For IT professionals — like everybody else — 2020 has been a trying year for a multitude of reasons. Not only are they grappling with the challenge of supporting work from home (WFH) for the long term, but they’re doing so against the backdrop of larger societal issues. Spurred by the killing of George Floyd, many individuals have begun engaging in social activism or participating in public protests to act politically, and many enterprises are reflecting on their business practices and asking themselves: Are we doing enough to create a diverse and inclusive work environment?
Some enterprise IT leaders might feel lost on how to broach the topic of diversity and inclusivity, but not Kari Mattek, senior director of digital product management for Workplace Portals and Content Services at Northwestern Mutual. Simply listening is a good place to start, as she shared in a recent interview. To kick start its diversity and inclusivity initiative, Northwestern Mutual held open and candid listening sessions that gave employees a safe environment to discuss these issues, Mattek explained. When people are vulnerable and ask their honest questions, then “it opens the door to understanding,” she said.

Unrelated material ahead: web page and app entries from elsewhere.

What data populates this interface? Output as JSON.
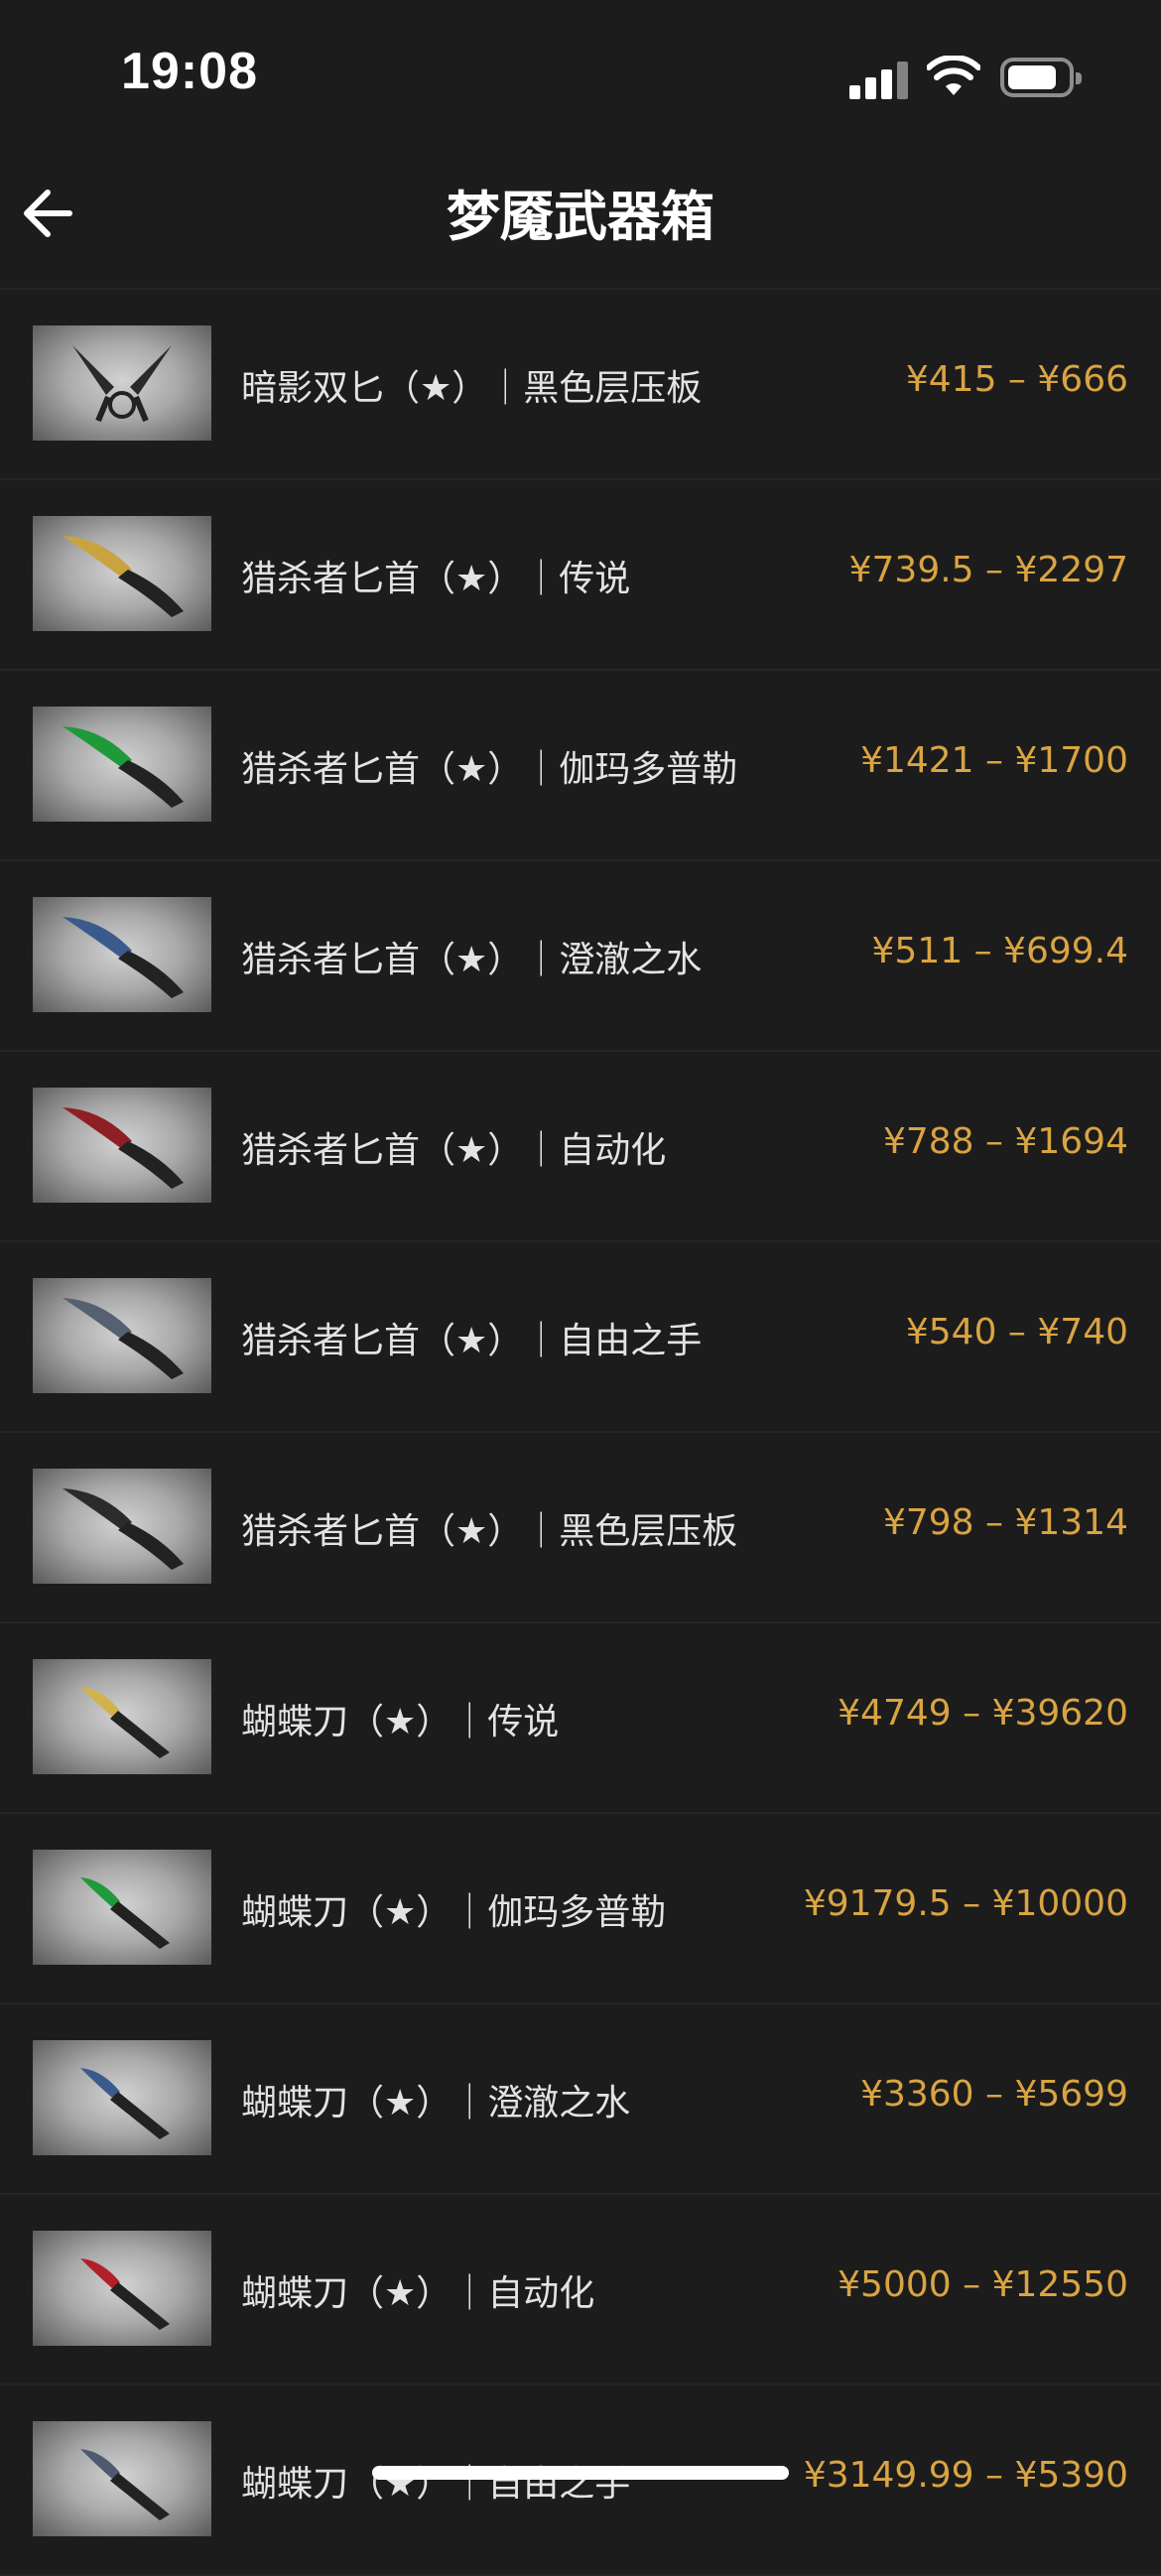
{
  "status": {
    "time": "19:08"
  },
  "header": {
    "title": "梦魇武器箱"
  },
  "items": [
    {
      "name": "暗影双匕（★）｜黑色层压板",
      "price": "¥415 – ¥666",
      "blade_color": "#2a2a2a"
    },
    {
      "name": "猎杀者匕首（★）｜传说",
      "price": "¥739.5 – ¥2297",
      "blade_color": "#c9a340"
    },
    {
      "name": "猎杀者匕首（★）｜伽玛多普勒",
      "price": "¥1421 – ¥1700",
      "blade_color": "#1f9a3a"
    },
    {
      "name": "猎杀者匕首（★）｜澄澈之水",
      "price": "¥511 – ¥699.4",
      "blade_color": "#3b5a8c"
    },
    {
      "name": "猎杀者匕首（★）｜自动化",
      "price": "¥788 – ¥1694",
      "blade_color": "#8e1f24"
    },
    {
      "name": "猎杀者匕首（★）｜自由之手",
      "price": "¥540 – ¥740",
      "blade_color": "#556070"
    },
    {
      "name": "猎杀者匕首（★）｜黑色层压板",
      "price": "¥798 – ¥1314",
      "blade_color": "#2b2b2b"
    },
    {
      "name": "蝴蝶刀（★）｜传说",
      "price": "¥4749 – ¥39620",
      "blade_color": "#d2b24a"
    },
    {
      "name": "蝴蝶刀（★）｜伽玛多普勒",
      "price": "¥9179.5 – ¥10000",
      "blade_color": "#1f9a3a"
    },
    {
      "name": "蝴蝶刀（★）｜澄澈之水",
      "price": "¥3360 – ¥5699",
      "blade_color": "#3b5a8c"
    },
    {
      "name": "蝴蝶刀（★）｜自动化",
      "price": "¥5000 – ¥12550",
      "blade_color": "#b21f2a"
    },
    {
      "name": "蝴蝶刀（★）｜自由之手",
      "price": "¥3149.99 – ¥5390",
      "blade_color": "#4d5a70"
    }
  ],
  "icons": {
    "back": "arrow-left-icon",
    "signal": "cellular-signal-icon",
    "wifi": "wifi-icon",
    "battery": "battery-icon"
  },
  "colors": {
    "background": "#1c1c1d",
    "price": "#d9a441",
    "text": "#e3e3e4"
  }
}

From these conversations, enterprise leaders can get an idea of how to educate their staff, Mattek went on to say. While each enterprise will have unique challenges, Mattek pointed out several possible educational opportunities to raise awareness. Training employees to identify non-inclusive language that they might be using unknowingly can help address microaggressions, for example. Additionally, discussing the importance and use of preferred pronouns in the workplace provides a way for employees to self-identify their gender and creates a welcoming environment for transgender employees. Not only do these measures help enterprises internally, but they also provide employees with the skills (and language) to talk to clients and partners more effectively, Mattek said.
And for those enterprises looking to hire a more diverse workforce, Mattek proposed several simple things that can be done. In reviewing candidates for a job, for instance, a hiring manager might have the applicant names removed from resumes to ensure there isn’t bias associated with a person’s name. And though COVID-19 has brought with it a fair amount of IT challenges, it has also opened up an opportunity for enterprises to hire outside their geographical region because of remote working, expanding the pool of job candidates and creating more opportunities for applicants of diverse backgrounds, Mattek said. When it comes down to it, “If you want diverse talent, hire diverse people. Period,” said Mattek, quoting LaFawn Davis, VP of diversity and inclusion at Indeed and one of her co-panelists on the diversity and inclusion session we hosted at Enterprise Connect 2019.
For more insight into how to create a more diverse and inclusive work culture, make sure to attend the "Developing a Diverse and Inclusive Workforce for Today & Tomorrow" session taking place on Monday, Aug. 3, from 1:00 p.m. to 1:45 p.m. ET, at Enterprise Connect Digital Conference & Expo. In this open format networking session, Mattek and I will discuss issues related to diversity and will open the floor to discussion. Join in!